I'm used to seeing a load resistor in the place of the yellow highlighted (Q2) section of this FET amplifier circuit.

This is the input section of a guitar overdrive effect, so any distortion created is likely not a problem.

Is this an active load to increase gain or something more / something else entirely?

FET input circuit

  • \$\begingroup\$ It's not a load, it's a push-pull driver. \$\endgroup\$
    – Trevor_G
    Mar 9, 2018 at 16:34
  • 1
    \$\begingroup\$ @Trevor_G I'm not sure I'd call that push-pull, bootstrapped load perhaps via C4. \$\endgroup\$
    – Neil_UK
    Mar 9, 2018 at 17:03
  • \$\begingroup\$ @Neil_UK yup indeed \$\endgroup\$
    – Trevor_G
    Mar 9, 2018 at 17:12

1 Answer 1


Is this an active load to increase gain or something more / something else entirely?

It looks like it.

R4/5 set a nominal DC level on the gate (thanks for providing reference designators, makes this bit so much easier), setting a mean level at Q2 source.

Q1 is a single-ended amplifier. R3 biasses its gate to ground, so it self biasses so the current through R6 equals its Vgs-th.

C6/R2 form AC feedback, setting the gain in conjunction with the input R1. As it's fed back, it has a low output impedance.

As it draws current from Q2, the change in voltage at the output feeds back via C4/C3, passing almost all of that change in voltage to the gate. The source follows the gate. The effect of this is to get a large change in source voltage with a small change in current, so presenting a high impedance. I suspect C3 is used to reduce the feedback gain to slightly less than unity, to avoid possible instability in Q2.

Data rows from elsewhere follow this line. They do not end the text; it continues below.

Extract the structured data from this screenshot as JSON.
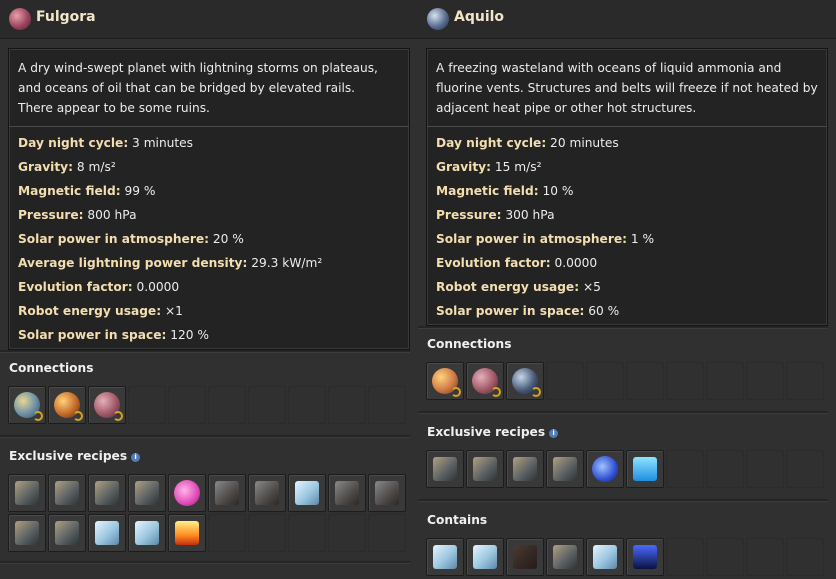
{
  "left": {
    "name": "Fulgora",
    "description": "A dry wind-swept planet with lightning storms on plateaus, and oceans of oil that can be bridged by elevated rails.\nThere appear to be some ruins.",
    "stats": [
      {
        "label": "Day night cycle:",
        "value": "3 minutes"
      },
      {
        "label": "Gravity:",
        "value": "8 m/s²"
      },
      {
        "label": "Magnetic field:",
        "value": "99 %"
      },
      {
        "label": "Pressure:",
        "value": "800 hPa"
      },
      {
        "label": "Solar power in atmosphere:",
        "value": "20 %"
      },
      {
        "label": "Average lightning power density:",
        "value": "29.3 kW/m²"
      },
      {
        "label": "Evolution factor:",
        "value": "0.0000"
      },
      {
        "label": "Robot energy usage:",
        "value": "×1"
      },
      {
        "label": "Solar power in space:",
        "value": "120 %"
      }
    ],
    "sections": [
      {
        "title": "Connections",
        "info": false,
        "items": [
          "nauvis-connection-icon",
          "vulcanus-connection-icon",
          "gleba-connection-icon"
        ]
      },
      {
        "title": "Exclusive recipes",
        "info": true,
        "items": [
          "recycler-icon",
          "electromagnetic-plant-icon",
          "tesla-turret-icon",
          "lightning-rod-icon",
          "electromagnetic-science-pack-icon",
          "holmium-ore-icon",
          "scrap-recycling-icon",
          "holmium-solution-icon",
          "holmium-plate-icon",
          "superconductor-icon",
          "supercapacitor-icon",
          "lightning-collector-icon",
          "battery-icon",
          "ice-icon",
          "fire-icon"
        ]
      }
    ]
  },
  "right": {
    "name": "Aquilo",
    "description": "A freezing wasteland with oceans of liquid ammonia and fluorine vents. Structures and belts will freeze if not heated by adjacent heat pipe or other hot structures.",
    "stats": [
      {
        "label": "Day night cycle:",
        "value": "20 minutes"
      },
      {
        "label": "Gravity:",
        "value": "15 m/s²"
      },
      {
        "label": "Magnetic field:",
        "value": "10 %"
      },
      {
        "label": "Pressure:",
        "value": "300 hPa"
      },
      {
        "label": "Solar power in atmosphere:",
        "value": "1 %"
      },
      {
        "label": "Evolution factor:",
        "value": "0.0000"
      },
      {
        "label": "Robot energy usage:",
        "value": "×5"
      },
      {
        "label": "Solar power in space:",
        "value": "60 %"
      }
    ],
    "sections": [
      {
        "title": "Connections",
        "info": false,
        "items": [
          "fulgora-connection-icon",
          "gleba-connection-icon",
          "solar-system-edge-icon"
        ]
      },
      {
        "title": "Exclusive recipes",
        "info": true,
        "items": [
          "fusion-reactor-icon",
          "fusion-generator-icon",
          "cryogenic-plant-icon",
          "quantum-processor-icon",
          "cryogenic-science-pack-icon",
          "fluoroketone-icon"
        ]
      },
      {
        "title": "Contains",
        "info": false,
        "items": [
          "ice-chunk-icon",
          "ice-platform-icon",
          "lithium-icon",
          "ammoniacal-ocean-icon",
          "ice-shard-icon",
          "fluorine-vent-icon"
        ]
      }
    ]
  },
  "colors": {
    "accent_label": "#f3deb0",
    "panel": "#242324",
    "background": "#313031"
  }
}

This sort of feedback to increase impedance is often called 'bootstrapping', a humorous reference to attempting to pull yourself up by your bootstraps.


Your Answer

By clicking “Post Your Answer”, you agree to our terms of service and acknowledge you have read our privacy policy.

Not the answer you're looking for? Browse other questions tagged or ask your own question.